McDonald's revamps its harassment policy
McDonald's Corp., in the face of criticism for its handling of harassment complaints, says it is training workers to deal with the issue and is starting a hotline for victims.
In a letter responding to an inquiry from U, S. Sen. Tammy Duckworth, Chief Executive Officer Steve Easterbrook said the company has improved its policy and is committed "to ensuring a harassment and bias-free workplace."
But pressure is rising for the world's largest restaurant chain. Workers and advocacy groups, including the American Civil Liberties Union and the union-backed Fight For $15, announced five new lawsuits on Tuesday, along with 20 complaints to the U.S. Equal Employment Opportunity Commission. They accuse the company of failing to prevent misconduct including groping, inappropriate comments from supervisors and retaliation for speaking up.

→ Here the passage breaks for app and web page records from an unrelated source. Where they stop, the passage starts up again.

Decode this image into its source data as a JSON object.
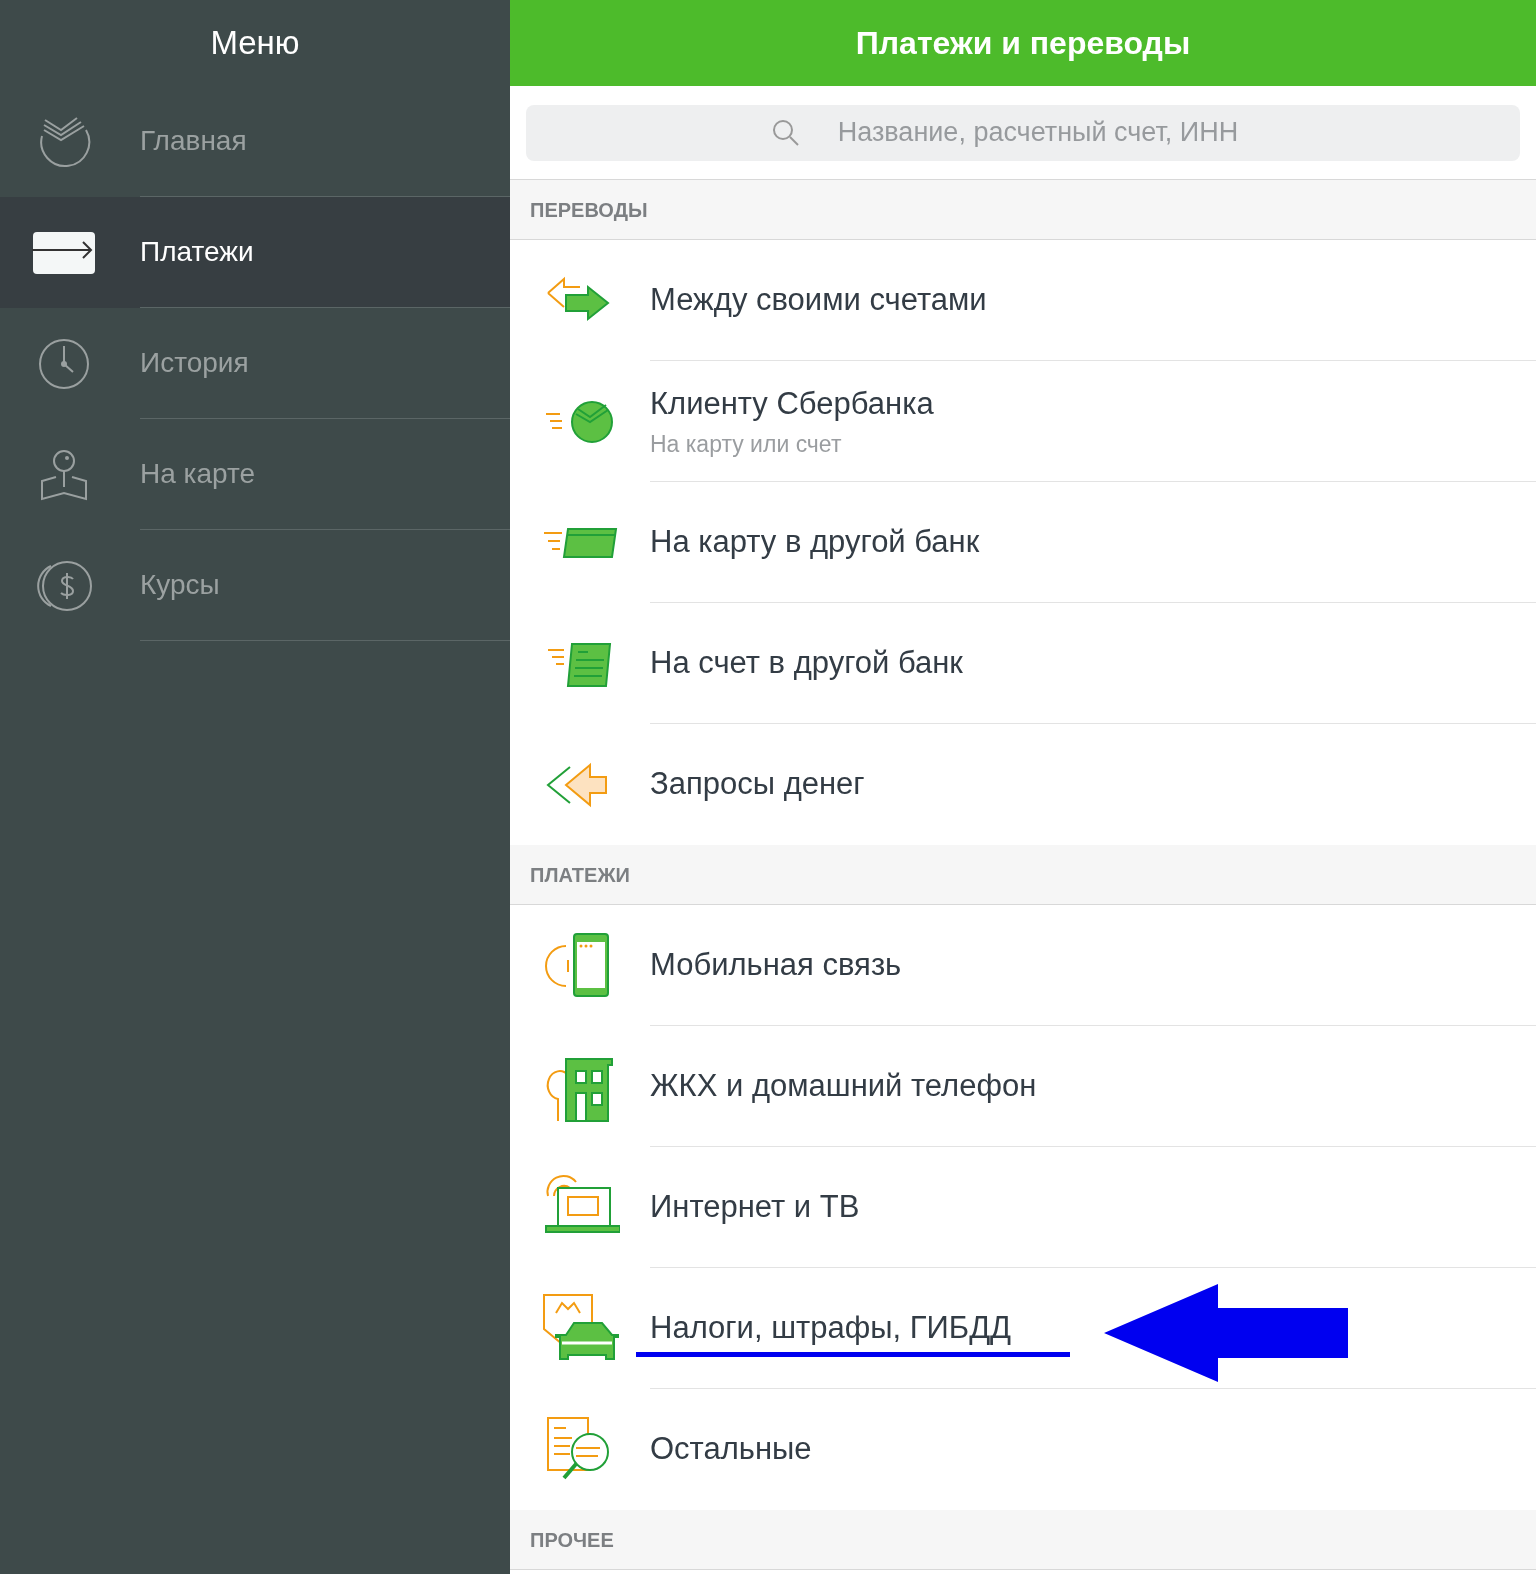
{
  "sidebar": {
    "title": "Меню",
    "items": [
      {
        "kind": "home",
        "label": "Главная",
        "selected": false
      },
      {
        "kind": "payments",
        "label": "Платежи",
        "selected": true
      },
      {
        "kind": "history",
        "label": "История",
        "selected": false
      },
      {
        "kind": "map",
        "label": "На карте",
        "selected": false
      },
      {
        "kind": "rates",
        "label": "Курсы",
        "selected": false
      }
    ]
  },
  "header": {
    "title": "Платежи и переводы"
  },
  "search": {
    "placeholder": "Название, расчетный счет, ИНН"
  },
  "sections": [
    {
      "title": "ПЕРЕВОДЫ",
      "items": [
        {
          "kind": "exchange",
          "title": "Между своими счетами",
          "highlighted": false
        },
        {
          "kind": "sber",
          "title": "Клиенту Сбербанка",
          "subtitle": "На карту или счет",
          "highlighted": false
        },
        {
          "kind": "card",
          "title": "На карту в другой банк",
          "highlighted": false
        },
        {
          "kind": "account",
          "title": "На счет в другой банк",
          "highlighted": false
        },
        {
          "kind": "request",
          "title": "Запросы денег",
          "highlighted": false
        }
      ]
    },
    {
      "title": "ПЛАТЕЖИ",
      "items": [
        {
          "kind": "mobile",
          "title": "Мобильная связь",
          "highlighted": false
        },
        {
          "kind": "utilities",
          "title": "ЖКХ и домашний телефон",
          "highlighted": false
        },
        {
          "kind": "internet",
          "title": "Интернет и ТВ",
          "highlighted": false
        },
        {
          "kind": "fines",
          "title": "Налоги, штрафы, ГИБДД",
          "highlighted": true
        },
        {
          "kind": "other",
          "title": "Остальные",
          "highlighted": false
        }
      ]
    },
    {
      "title": "ПРОЧЕЕ"
    }
  ]
}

That brings the total number of lawsuits and complaints over the past three years to more than 50. The National Organization for Women and the National Women's Law Center have alleged that workers at McDonald's stores "face rampant sexual harassment."

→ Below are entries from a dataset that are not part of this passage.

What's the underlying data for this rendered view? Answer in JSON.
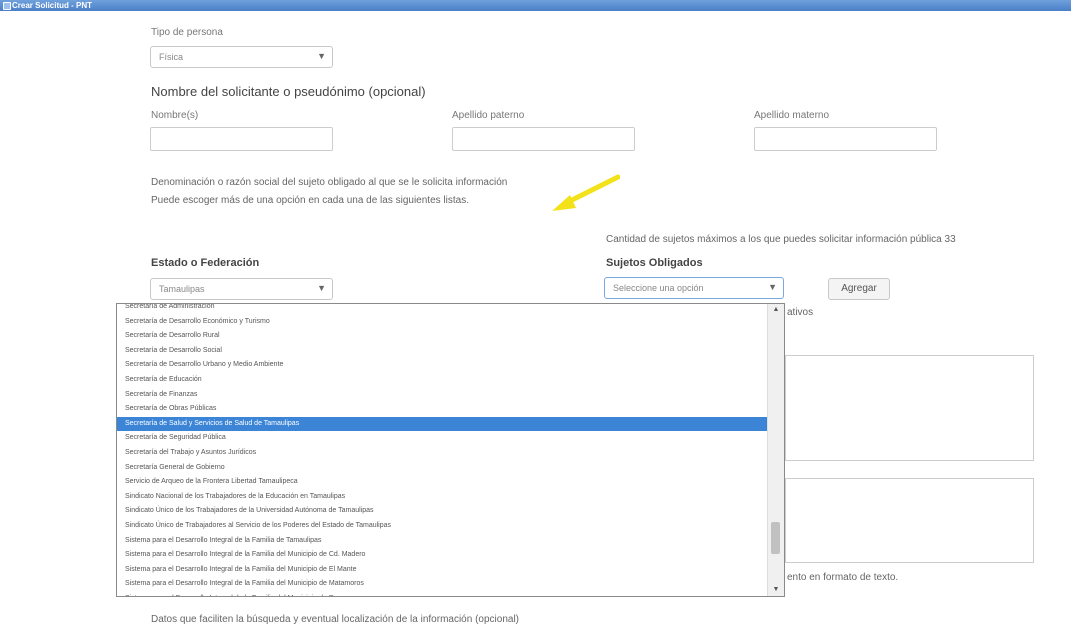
{
  "window": {
    "title": "Crear Solicitud - PNT"
  },
  "tipo_persona": {
    "label": "Tipo de persona",
    "value": "Física"
  },
  "solicitante": {
    "heading": "Nombre del solicitante o pseudónimo (opcional)",
    "nombre_label": "Nombre(s)",
    "ap_paterno_label": "Apellido paterno",
    "ap_materno_label": "Apellido materno"
  },
  "denominacion": {
    "line1": "Denominación o razón social del sujeto obligado al que se le solicita información",
    "line2": "Puede escoger más de una opción en cada una de las siguientes listas."
  },
  "cantidad": {
    "text": "Cantidad de sujetos máximos a los que puedes solicitar información pública 33"
  },
  "estado": {
    "label": "Estado o Federación",
    "value": "Tamaulipas"
  },
  "sujetos": {
    "label": "Sujetos Obligados",
    "placeholder": "Seleccione una opción",
    "add_button": "Agregar"
  },
  "partial": {
    "right_text": "ativos",
    "formato": "ento en formato de texto."
  },
  "datos_localizacion": "Datos que faciliten la búsqueda y eventual localización de la información (opcional)",
  "dropdown": {
    "items": [
      "Secretaría de Administración",
      "Secretaría de Desarrollo Económico y Turismo",
      "Secretaría de Desarrollo Rural",
      "Secretaría de Desarrollo Social",
      "Secretaría de Desarrollo Urbano y Medio Ambiente",
      "Secretaría de Educación",
      "Secretaría de Finanzas",
      "Secretaría de Obras Públicas",
      "Secretaría de Salud y Servicios de Salud de Tamaulipas",
      "Secretaría de Seguridad Pública",
      "Secretaría del Trabajo y Asuntos Jurídicos",
      "Secretaría General de Gobierno",
      "Servicio de Arqueo de la Frontera Libertad Tamaulipeca",
      "Sindicato Nacional de los Trabajadores de la Educación en Tamaulipas",
      "Sindicato Único de los Trabajadores de la Universidad Autónoma de Tamaulipas",
      "Sindicato Único de Trabajadores al Servicio de los Poderes del Estado de Tamaulipas",
      "Sistema para el Desarrollo Integral de la Familia de Tamaulipas",
      "Sistema para el Desarrollo Integral de la Familia del Municipio de Cd. Madero",
      "Sistema para el Desarrollo Integral de la Familia del Municipio de El Mante",
      "Sistema para el Desarrollo Integral de la Familia del Municipio de Matamoros",
      "Sistema para el Desarrollo Integral de la Familia del Municipio de Reynosa"
    ],
    "selected_index": 8
  },
  "colors": {
    "selection": "#3b84d6",
    "arrow": "#f3e21a",
    "titlebar": "#4a7fc8"
  }
}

The Chicago-based company didn't immediately comment on the new cases.
"We have enhanced our policy so that it more clearly informs employees of their rights, more clearly defines sexual harassment, discrimination and retaliation, and provides examples of what unacceptable behavior looks like," Easterbrook said in the letter dated May 20, which was viewed by Bloomberg News.

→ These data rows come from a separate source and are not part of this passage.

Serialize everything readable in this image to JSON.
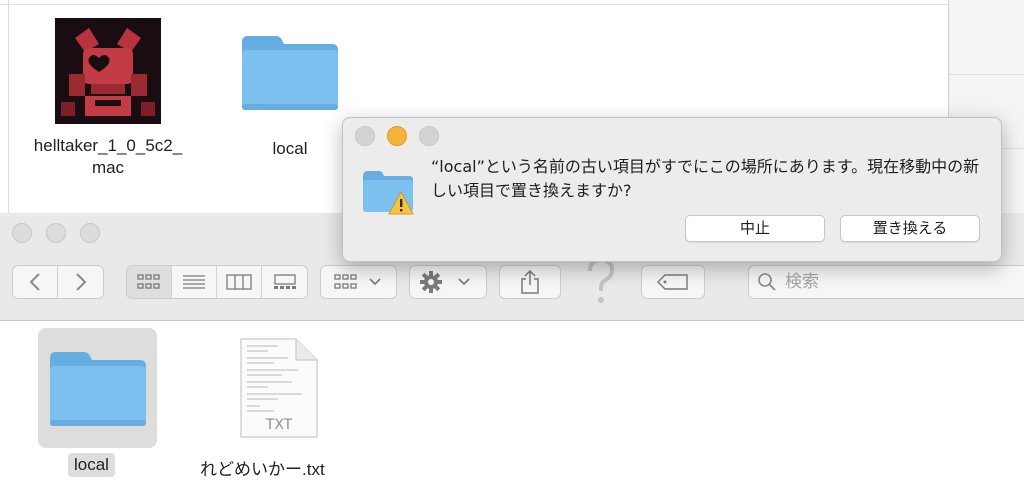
{
  "background_window": {
    "files": [
      {
        "name": "helltaker_1_0_5c2_mac",
        "name_line1": "helltaker_1_0_5c2_",
        "name_line2": "mac",
        "icon": "app-icon"
      },
      {
        "name": "local",
        "icon": "folder-icon"
      }
    ]
  },
  "toolbar": {
    "back_icon": "chevron-left-icon",
    "forward_icon": "chevron-right-icon",
    "view_modes": [
      "icon-view-icon",
      "list-view-icon",
      "column-view-icon",
      "gallery-view-icon"
    ],
    "group_icon": "group-icon",
    "action_icon": "gear-icon",
    "share_icon": "share-icon",
    "help_icon": "question-icon",
    "tag_icon": "tag-icon",
    "search": {
      "placeholder": "検索"
    }
  },
  "foreground_window": {
    "files": [
      {
        "name": "local",
        "icon": "folder-icon",
        "selected": true
      },
      {
        "name": "れどめいかー.txt",
        "icon": "txt-file-icon",
        "badge": "TXT"
      }
    ]
  },
  "alert": {
    "message": "“local”という名前の古い項目がすでにこの場所にあります。現在移動中の新しい項目で置き換えますか?",
    "cancel_label": "中止",
    "replace_label": "置き換える"
  },
  "colors": {
    "folder": "#6fb6ea",
    "minimize_light": "#f5b33a",
    "inactive_light": "#cfcfcf"
  }
}
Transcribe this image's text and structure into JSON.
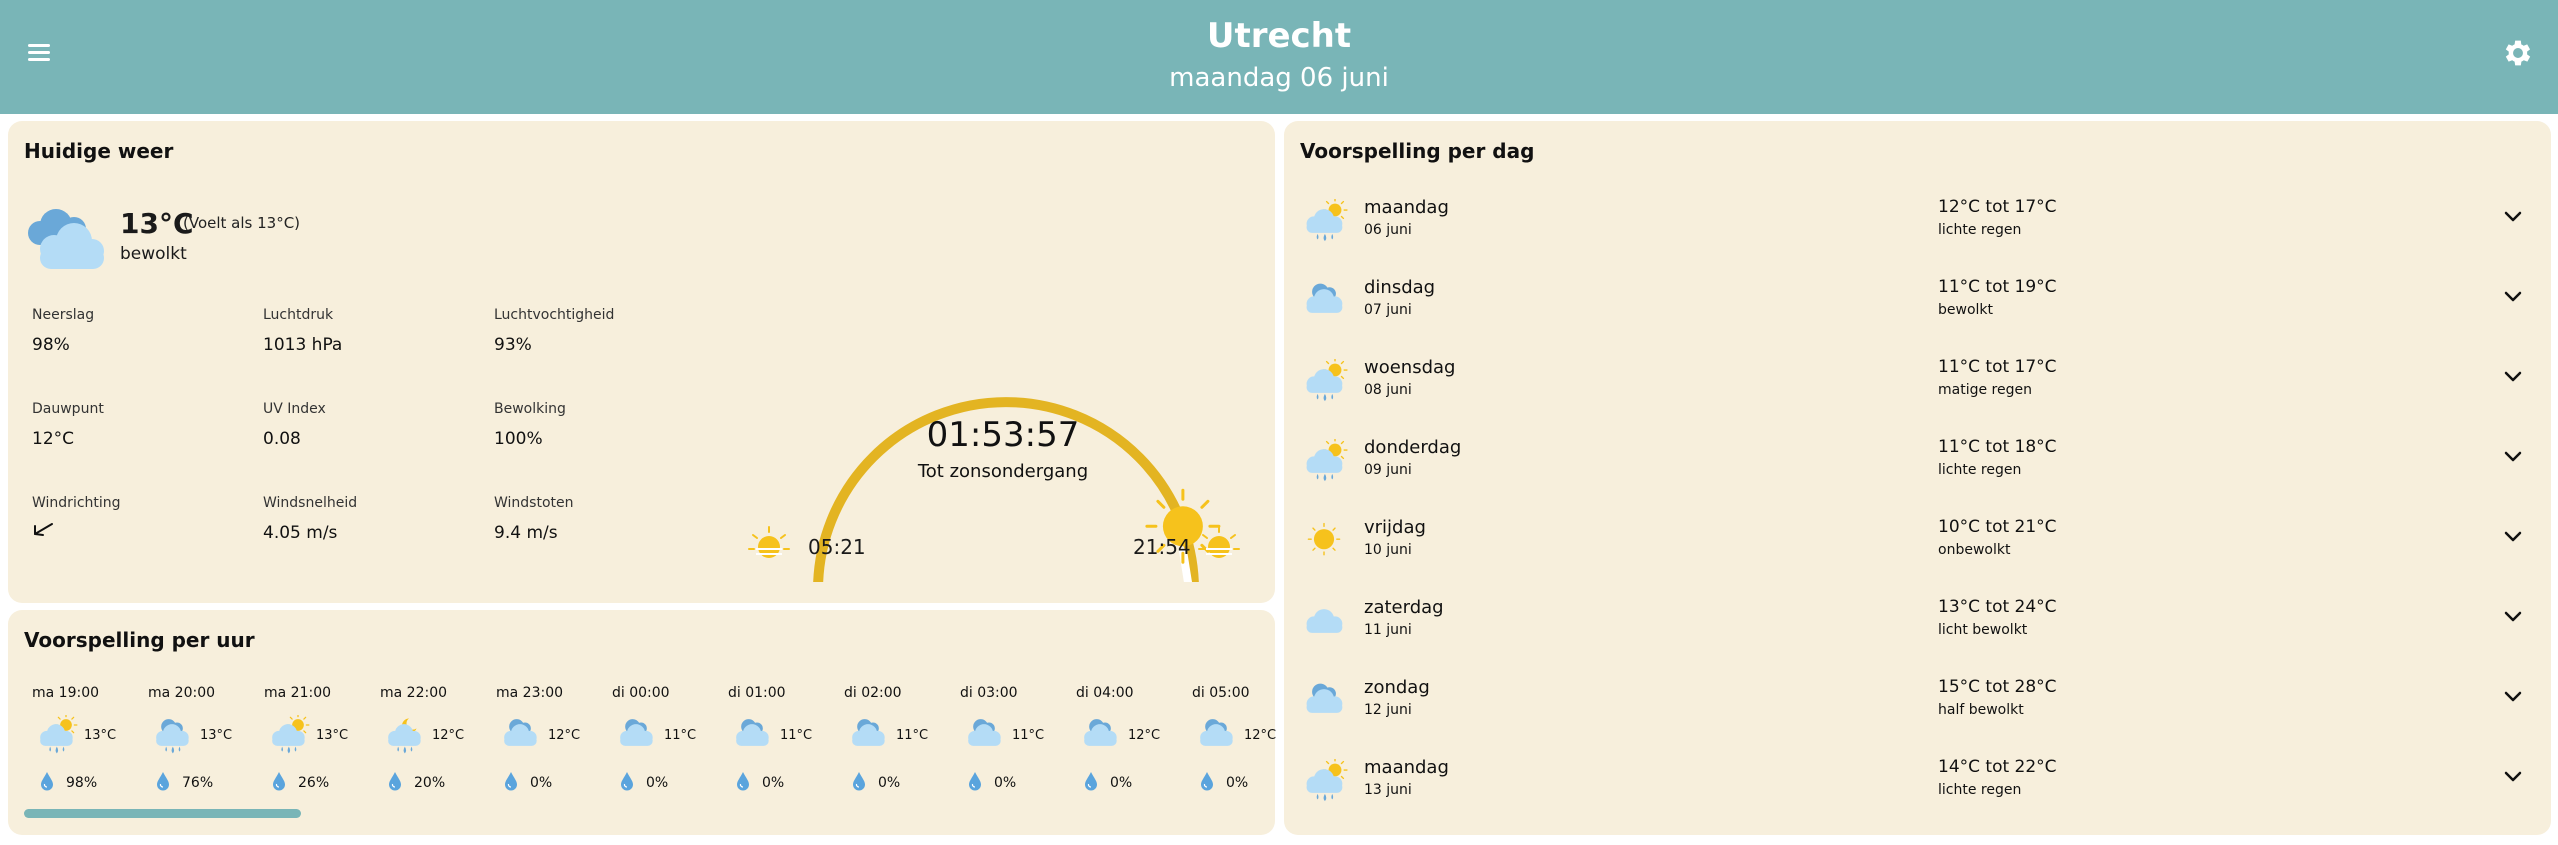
{
  "header": {
    "city": "Utrecht",
    "date": "maandag 06 juni"
  },
  "current": {
    "title": "Huidige weer",
    "temp": "13°C",
    "feels_like": "(Voelt als 13°C)",
    "description": "bewolkt",
    "icon": "cloudy-icon",
    "metrics": {
      "precipitation": {
        "label": "Neerslag",
        "value": "98%"
      },
      "pressure": {
        "label": "Luchtdruk",
        "value": "1013 hPa"
      },
      "humidity": {
        "label": "Luchtvochtigheid",
        "value": "93%"
      },
      "dewpoint": {
        "label": "Dauwpunt",
        "value": "12°C"
      },
      "uv": {
        "label": "UV Index",
        "value": "0.08"
      },
      "cloudiness": {
        "label": "Bewolking",
        "value": "100%"
      },
      "wind_direction": {
        "label": "Windrichting",
        "icon": "wind-arrow-icon"
      },
      "wind_speed": {
        "label": "Windsnelheid",
        "value": "4.05 m/s"
      },
      "wind_gusts": {
        "label": "Windstoten",
        "value": "9.4 m/s"
      }
    },
    "sun": {
      "countdown": "01:53:57",
      "countdown_label": "Tot zonsondergang",
      "sunrise": "05:21",
      "sunset": "21:54",
      "day_progress": 0.89
    }
  },
  "hourly": {
    "title": "Voorspelling per uur",
    "items": [
      {
        "time": "ma 19:00",
        "temp": "13°C",
        "precip": "98%",
        "icon": "sun-cloud-rain-icon"
      },
      {
        "time": "ma 20:00",
        "temp": "13°C",
        "precip": "76%",
        "icon": "cloud-rain-icon"
      },
      {
        "time": "ma 21:00",
        "temp": "13°C",
        "precip": "26%",
        "icon": "sun-cloud-rain-icon"
      },
      {
        "time": "ma 22:00",
        "temp": "12°C",
        "precip": "20%",
        "icon": "moon-cloud-rain-icon"
      },
      {
        "time": "ma 23:00",
        "temp": "12°C",
        "precip": "0%",
        "icon": "cloudy-icon"
      },
      {
        "time": "di 00:00",
        "temp": "11°C",
        "precip": "0%",
        "icon": "cloudy-icon"
      },
      {
        "time": "di 01:00",
        "temp": "11°C",
        "precip": "0%",
        "icon": "cloudy-icon"
      },
      {
        "time": "di 02:00",
        "temp": "11°C",
        "precip": "0%",
        "icon": "cloudy-icon"
      },
      {
        "time": "di 03:00",
        "temp": "11°C",
        "precip": "0%",
        "icon": "cloudy-icon"
      },
      {
        "time": "di 04:00",
        "temp": "12°C",
        "precip": "0%",
        "icon": "cloudy-icon"
      },
      {
        "time": "di 05:00",
        "temp": "12°C",
        "precip": "0%",
        "icon": "cloudy-icon"
      }
    ]
  },
  "daily": {
    "title": "Voorspelling per dag",
    "items": [
      {
        "day": "maandag",
        "date": "06 juni",
        "range": "12°C tot 17°C",
        "condition": "lichte regen",
        "icon": "sun-cloud-rain-icon"
      },
      {
        "day": "dinsdag",
        "date": "07 juni",
        "range": "11°C tot 19°C",
        "condition": "bewolkt",
        "icon": "cloudy-icon"
      },
      {
        "day": "woensdag",
        "date": "08 juni",
        "range": "11°C tot 17°C",
        "condition": "matige regen",
        "icon": "sun-cloud-rain-icon"
      },
      {
        "day": "donderdag",
        "date": "09 juni",
        "range": "11°C tot 18°C",
        "condition": "lichte regen",
        "icon": "sun-cloud-rain-icon"
      },
      {
        "day": "vrijdag",
        "date": "10 juni",
        "range": "10°C tot 21°C",
        "condition": "onbewolkt",
        "icon": "sun-icon"
      },
      {
        "day": "zaterdag",
        "date": "11 juni",
        "range": "13°C tot 24°C",
        "condition": "licht bewolkt",
        "icon": "cloud-icon"
      },
      {
        "day": "zondag",
        "date": "12 juni",
        "range": "15°C tot 28°C",
        "condition": "half bewolkt",
        "icon": "cloudy-icon"
      },
      {
        "day": "maandag",
        "date": "13 juni",
        "range": "14°C tot 22°C",
        "condition": "lichte regen",
        "icon": "sun-cloud-rain-icon"
      }
    ]
  },
  "colors": {
    "header": "#79b5b7",
    "panel": "#f7efdc",
    "sun": "#f6c21c",
    "arc": "#e3b422",
    "cloud_light": "#b4dcf6",
    "cloud_dark": "#6aa8d8",
    "drop": "#5aa4dd"
  }
}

The company started working with anti-abuse organization RAINN last year to get recommendations on how to prevent misconduct, according to the letter. As part of its updated policy, McDonald's is offering a third-party hotline and training on harassment and discrimination. Easterbrook said 90% of operators and general mangers have taken the training. McDonald's will offer training to other crew members on harassment, unconscious bias and workplace safety.
The actions send "a clear message that we are committed to creating and sustaining a culture of trust where employees feel safe, valued and respected," according to Easterbrook's letter. "Most importantly, it shows we're changing to meet the needs of our workforce and the communities where we live and operate."
Advocates of workers rights were unpersuaded, however.
"The majority of our clients allege harassment occurring precisely when the company claims it was making these reforms, and we can find no one who has heard of a new policy or training initiative," Gillian Thomas, a senior staff attorney for the ACLU, said in a statement Tuesday.
McDonald's employee Jamelia Fairley, who alleges her hours were cut after she reported inappropriate touching at her corporate-run store, told reporters Tuesday that the new policy hasn't been communicated at the employee level.
"We haven't received any training or seen any evidence of change," she said.
Last September, workers mounted a one-day strike designed to spotlight the company's alleged sexual-harassment problem. The Fight For $15 also criticized McDonald's last year for choosing the management-side law firm Seyfarth Shaw as one of its advisers on sexual harassment policy. The firm's clients included Weinstein Co., which it was defending in litigation over Harvey Weinstein's alleged misconduct.